Pranks are everywhere just waiting to be found

With April 1 right around the corner, undoubtedly you pranksters out there are gearing up to fool some of your soon-to-be former friends and family. What I want to stress is that April 1 is not the only time for practical jokes. Any time, if the moment is right, can be used for foolishness. But first, let’s define the differences between a joke and a practical joke.     A joke is verbal. It usually starts out with something like There was this rabbi, a priest and a kangaroo who walked into a bar … then ends with a humorous punch line.

Can’t get your boat to a pump-out station? One will come to you

If you spend much time on your boat, it’s probably got a head. What you put into the head can’t go into the Bay. It’s against the law to pump effluent into the Bay or its tributaries or within three miles of the U.S. coastline.

Fresh from the woods, we dug up more than we bargained for

The family agreed. This shapely 10-foot Norway spruce with beautifully spaced branches was our perfect Christmas tree. After Christmas, the living tree would find a new home in a corner of our half-acre lot.     But this was an out-of-the-way farm, and the tree digger was unavailable. So we would have to wait a few days before we could take The Tree home.     No problem. Christmas was four weeks away.     The next week it rained. “When are we going to get our tree?” our 10-year-old son wailed.

It’s all online in Calvert County

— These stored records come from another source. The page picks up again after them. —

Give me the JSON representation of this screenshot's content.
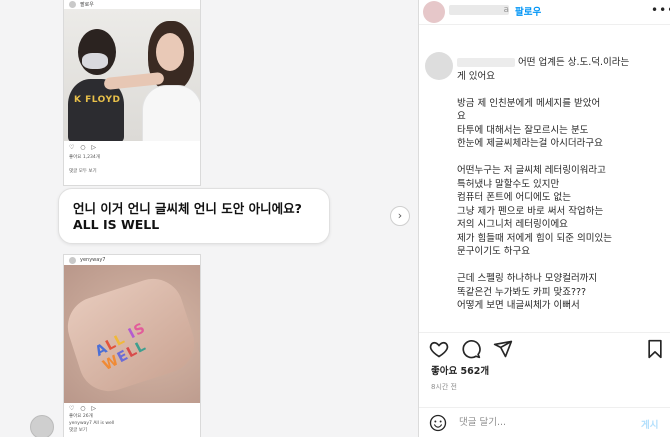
{
  "screenshot": {
    "left_pane": {
      "top_card": {
        "username": "팔로우",
        "shirt_text": "K FLOYD",
        "action_icons": "♡ ○ ▷",
        "caption": "좋아요 1,234개",
        "comment": "댓글 모두 보기"
      },
      "message_bubble": {
        "line1": "언니 이거 언니 글씨체 언니 도안 아니에요?",
        "line2": "ALL IS WELL"
      },
      "bottom_card": {
        "username": "yenyway7",
        "tattoo_text": "ALL IS WELL",
        "action_icons": "♡ ○ ▷",
        "likes_line": "좋아요 26개",
        "caption_line": "yenyway7 All is well",
        "comments_line": "댓글 보기"
      },
      "next_arrow": "›"
    },
    "post_panel": {
      "header": {
        "username_fragment": "a",
        "follow_label": "팔로우",
        "more_label": "•••"
      },
      "caption_lines": [
        "어떤 업계든 상.도.덕.이라는",
        "게 있어요",
        "",
        "방금 제 인친분에게 메세지를 받았어",
        "요",
        "타투에 대해서는 잘모르시는 분도",
        "한눈에 제글씨체라는걸 아시더라구요",
        "",
        "어떤누구는 저 글씨체 레터링이워라고",
        "특허냈냐 말할수도 있지만",
        "컴퓨터 폰트에 어디에도 없는",
        "그냥 제가 펜으로 바로 써서 작업하는",
        "저의 시그니처 레터링이에요",
        "제가 힘들때 저에게 힘이 되준 의미있는",
        "문구이기도 하구요",
        "",
        "근데 스펠링 하나하나 모양컬러까지",
        "똑같은건 누가봐도 카피 맞죠???",
        "어떻게 보면 내글씨체가 이뻐서"
      ],
      "likes": "좋아요 562개",
      "time_ago": "8시간 전",
      "comment_placeholder": "댓글 달기...",
      "post_label": "게시"
    }
  },
  "colors": {
    "accent": "#0095f6",
    "post_disabled": "#b2dffc",
    "left_bg": "#f4f4f5",
    "tattoo": [
      "#4b6fd6",
      "#e2533c",
      "#f0b83a",
      "#3fae6a",
      "#b35bd1",
      "#e25c9a",
      "#47b7d6",
      "#f08a34",
      "#6c6cd6",
      "#d84b4b",
      "#3f9f8f"
    ]
  }
}
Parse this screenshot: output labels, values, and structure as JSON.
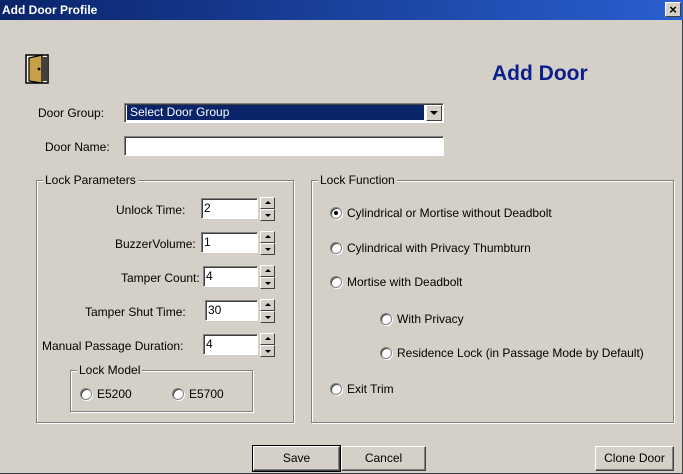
{
  "window": {
    "title": "Add Door Profile",
    "close_glyph": "×",
    "heading": "Add Door",
    "heading_color": "#0a1e8c",
    "titlebar_color": "#0a246a"
  },
  "door_group": {
    "label": "Door Group:",
    "selected": "Select Door Group"
  },
  "door_name": {
    "label": "Door Name:",
    "value": ""
  },
  "lock_parameters": {
    "title": "Lock Parameters",
    "fields": [
      {
        "label": "Unlock Time:",
        "value": "2"
      },
      {
        "label": "BuzzerVolume:",
        "value": "1"
      },
      {
        "label": "Tamper Count:",
        "value": "4"
      },
      {
        "label": "Tamper Shut Time:",
        "value": "30"
      },
      {
        "label": "Manual Passage Duration:",
        "value": "4"
      }
    ],
    "lock_model": {
      "title": "Lock Model",
      "options": [
        {
          "label": "E5200",
          "checked": false
        },
        {
          "label": "E5700",
          "checked": false
        }
      ]
    }
  },
  "lock_function": {
    "title": "Lock Function",
    "options": [
      {
        "label": "Cylindrical or Mortise without Deadbolt",
        "checked": true
      },
      {
        "label": "Cylindrical with Privacy Thumbturn",
        "checked": false
      },
      {
        "label": "Mortise with Deadbolt",
        "checked": false
      },
      {
        "label": "With Privacy",
        "checked": false
      },
      {
        "label": "Residence Lock (in Passage Mode by Default)",
        "checked": false
      },
      {
        "label": "Exit Trim",
        "checked": false
      }
    ]
  },
  "buttons": {
    "save": "Save",
    "cancel": "Cancel",
    "clone": "Clone Door"
  },
  "icons": {
    "logo": "door-icon",
    "close": "close-icon",
    "dropdown": "chevron-down-icon"
  }
}
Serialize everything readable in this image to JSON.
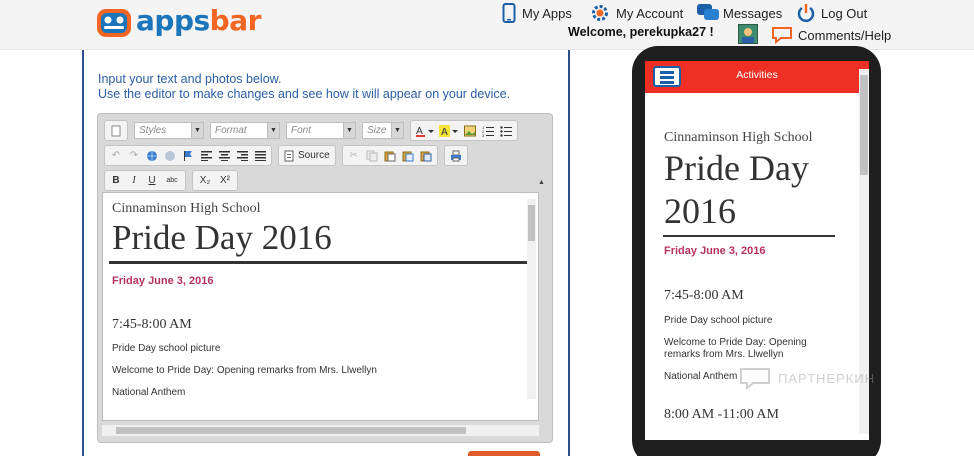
{
  "brand": {
    "logo_apps": "apps",
    "logo_bar": "bar",
    "blue": "#1b75bb",
    "orange": "#f26522"
  },
  "nav": {
    "my_apps": "My Apps",
    "my_account": "My Account",
    "messages": "Messages",
    "log_out": "Log Out",
    "welcome": "Welcome, perekupka27 !",
    "comments_help": "Comments/Help"
  },
  "editor": {
    "intro_line1": "Input your text and photos below.",
    "intro_line2": "Use the editor to make changes and see how it will appear on your device.",
    "toolbar": {
      "styles": "Styles",
      "format": "Format",
      "font": "Font",
      "size": "Size",
      "source": "Source",
      "bold": "B",
      "italic": "I",
      "underline": "U",
      "strike": "abc",
      "subscript": "X₂",
      "superscript": "X²"
    },
    "content": {
      "school": "Cinnaminson High School",
      "title": "Pride Day 2016",
      "date": "Friday June 3, 2016",
      "time1": "7:45-8:00 AM",
      "item1": "Pride Day school picture",
      "item2": "Welcome to Pride Day: Opening remarks from Mrs. Llwellyn",
      "item3": "National Anthem"
    }
  },
  "preview": {
    "appbar_title": "Activities",
    "appbar_color": "#ef2f24",
    "school": "Cinnaminson High School",
    "title": "Pride Day 2016",
    "date": "Friday June 3, 2016",
    "time1": "7:45-8:00 AM",
    "item1": "Pride Day school picture",
    "item2": "Welcome to Pride Day: Opening remarks from Mrs. Llwellyn",
    "item3": "National Anthem",
    "time2": "8:00 AM -11:00 AM"
  },
  "watermark": "ПАРТНЕРКИН",
  "accent_date_color": "#b5335c"
}
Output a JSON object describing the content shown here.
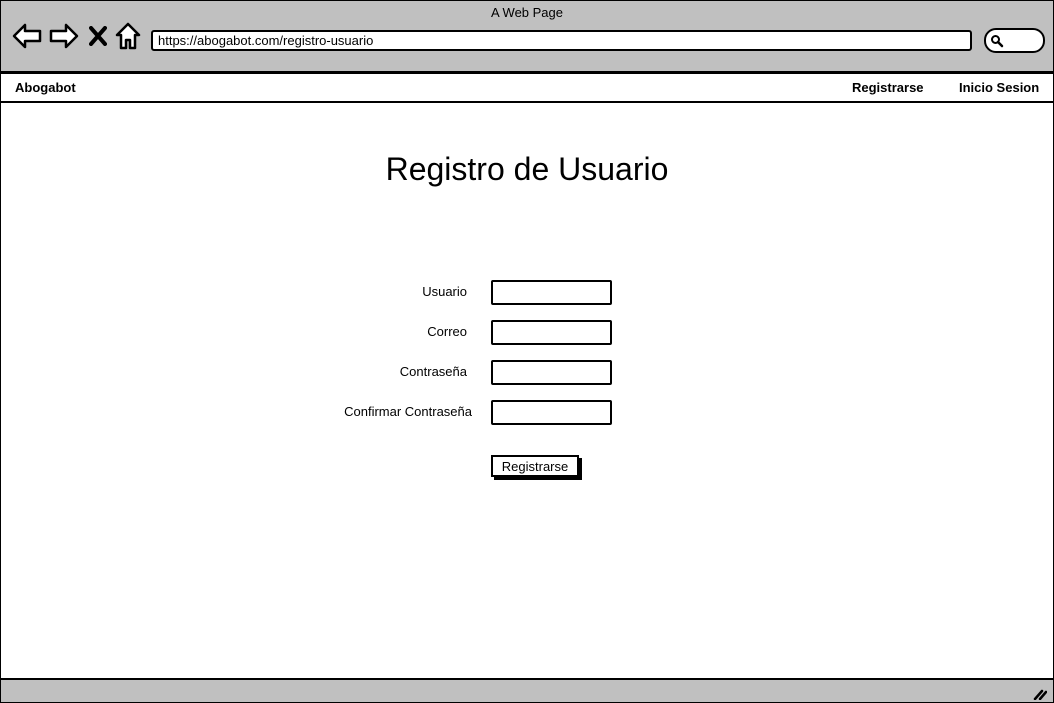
{
  "window": {
    "title": "A Web Page"
  },
  "browser": {
    "url": "https://abogabot.com/registro-usuario",
    "icons": {
      "back": "arrow-left-icon",
      "forward": "arrow-right-icon",
      "stop": "close-icon",
      "home": "home-icon",
      "search": "search-icon",
      "resize": "resize-grip-icon"
    }
  },
  "navbar": {
    "brand": "Abogabot",
    "links": {
      "register": "Registrarse",
      "login": "Inicio Sesion"
    }
  },
  "form": {
    "title": "Registro de Usuario",
    "fields": {
      "user": {
        "label": "Usuario",
        "value": ""
      },
      "email": {
        "label": "Correo",
        "value": ""
      },
      "password": {
        "label": "Contraseña",
        "value": ""
      },
      "confirm": {
        "label": "Confirmar Contraseña",
        "value": ""
      }
    },
    "submit_label": "Registrarse"
  }
}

In old-fashioned walk-around communities, construction projects were everybody’s business. In these times of zipping past in cars, who knows what’s going and coming?     In Calvert County, you can find out online. What’s Going Where lets you track commercial projects county wide. You can search by postal Zip Code or review a list of projects completed in the last 12 months.